A primer for water leaders on how to debt-finance distributed infrastructure projects and consumer rebates.
Investing in Mangroves today for a more resilient Panama tomorrow.
Nature’s Value in the Mt. Baker-Snoqualmie National Forest
Meadowdale Beach Park is a natural asset that provides a broad range of public benefits to Snohomish County residents. The ecosystems provide habitat for an array of species, the trails and beach are a huge draw for recreational visitors, and the park setting supports a variety of environmental and recreation-based education programs for groups who incorporate park visits into their curriculum. However, the lower park is also frequently flooded and beach access cut off due to the railroad embankment and under-sized box culvert; the only passageway between upland park areas and the beach. To enhance public safety, address maintenance and flooding issues, and restore natural sediment processes and habitat critical for native species, including Endangered Species Act (ESA) listed Chinook salmon, Snohomish County Parks and Recreation lead a collaborative effort to put forth an alternative park design, the Meadowdale Beach Park and Estuary Restoration Project (MBPERP).
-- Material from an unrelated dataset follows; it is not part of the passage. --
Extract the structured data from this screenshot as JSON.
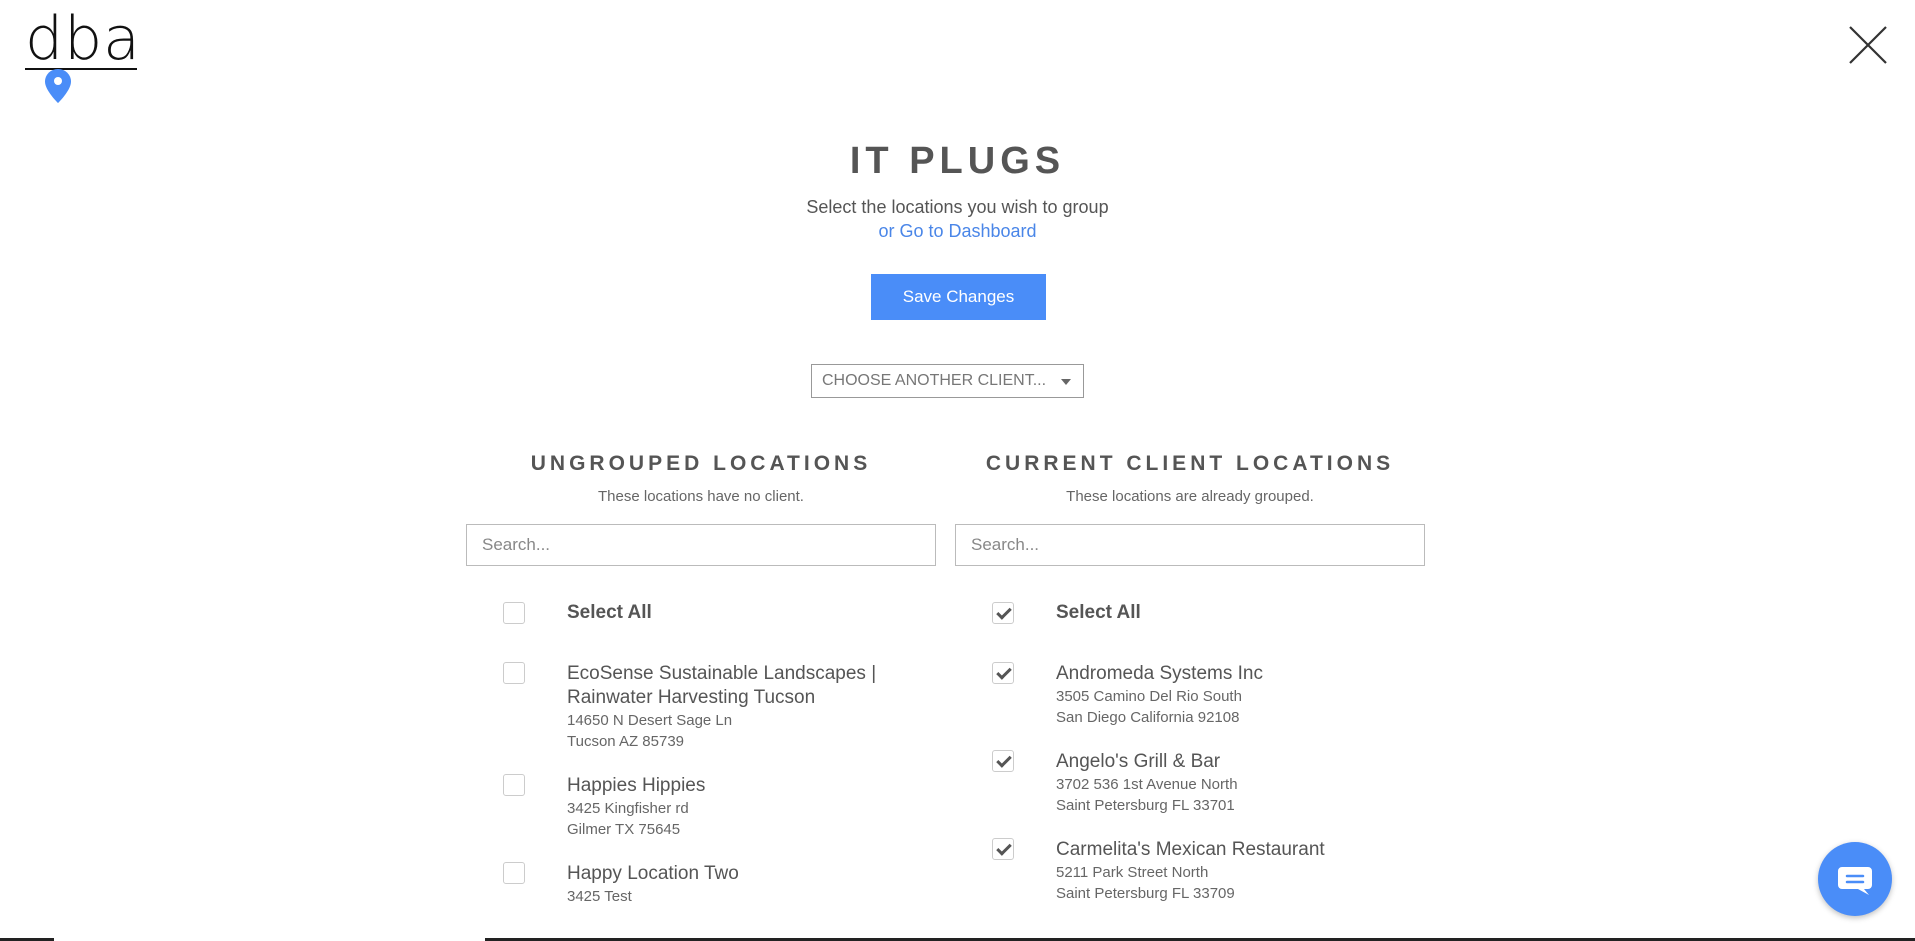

The South Platte Natural Capital Assessment is a collaborative natural capital assessment involving over 50 public and private stakeholders. The goal of the partnership is to engage stakeholders in protecting and restoring the watershed's lands and waters. For this report the team catalogued existing data sources, identified the most important natural assets, mapped natural capital, and valued the ecosystem services produced throughout the watershed. A decision-support tool was produced to assist stakeholders with prioritizing future investments, whether for preservation or conservation.
This report suggests that the Watershed provides extensive value, approximately $7.4 billion per year in ecosystem services, to the economy and residents.
Benefit-cost analysis can be used to tie together various stakeholder interests and perspectives in a single comprehensive analysis. Snohomish County and the Sustainable Lands Strategy stakeholders are currently considering several courses of action that address floodplain management in the Lower Skykomish reach. Earth Economics has been asked to provide a holistic benefit-cost analysis framework that incorporates benefits and costs associated with economic, environmental, and social impacts to be used as a decision support tool. A holistic benefit-cost analysis is key to advancing the SLS goals of safeguarding the agricultural sector, restoring and protecting salmon habitat, and reducing flood damage.
This report values some of the ecosystem goods and services provided by the Lower Skykomish Reach and the Braided Reach, including their associated sub-basins, in the Snohomish Watershed in Western Washington State. Our analysis reveals that the combined ecosystems of the Lower Skykomish and Braided Reach provide between $888 million and $1.6 billion in economic value every year. In present terms, the Lower Skykomish Reach and the Braided Reach are valued between $89 billion and $166 billion when considering a 100-year timeframe.
This report describes many of the benefits and costs associated with snow and snowpack, with a focus on the Upper Colorado Basin (UCB). We explore some of the ecological and economic changes that can be expected from climate shifts, and discuss their significance throughout the UCB and beyond. We point to a few policy responses that are attempting to mitigate and adapt to the risks associated with decreasing snowpack and water flows.
The Columbia River Basin is an abundant watershed, supporting immense forests, the largest salmon runs in the world, and diverse and abundant wildlife. These natural resources benefit our region with sustainable food, jobs, recreation, clean water, and a healthier environment, among many others. Yet, these natural resources have been seriously degraded by dams and other developments in the basin. When assets, whether built or natural, are not managed sustainably, economic loss occurs.
The Value of Natural Capital in the Columbia River Basin report shows the immense economic value of the Columbia River Basin’s natural assets and provides clear evidence of the increased value that can be gained by addressing ecosystem-based function in the Columbia River Basin river management.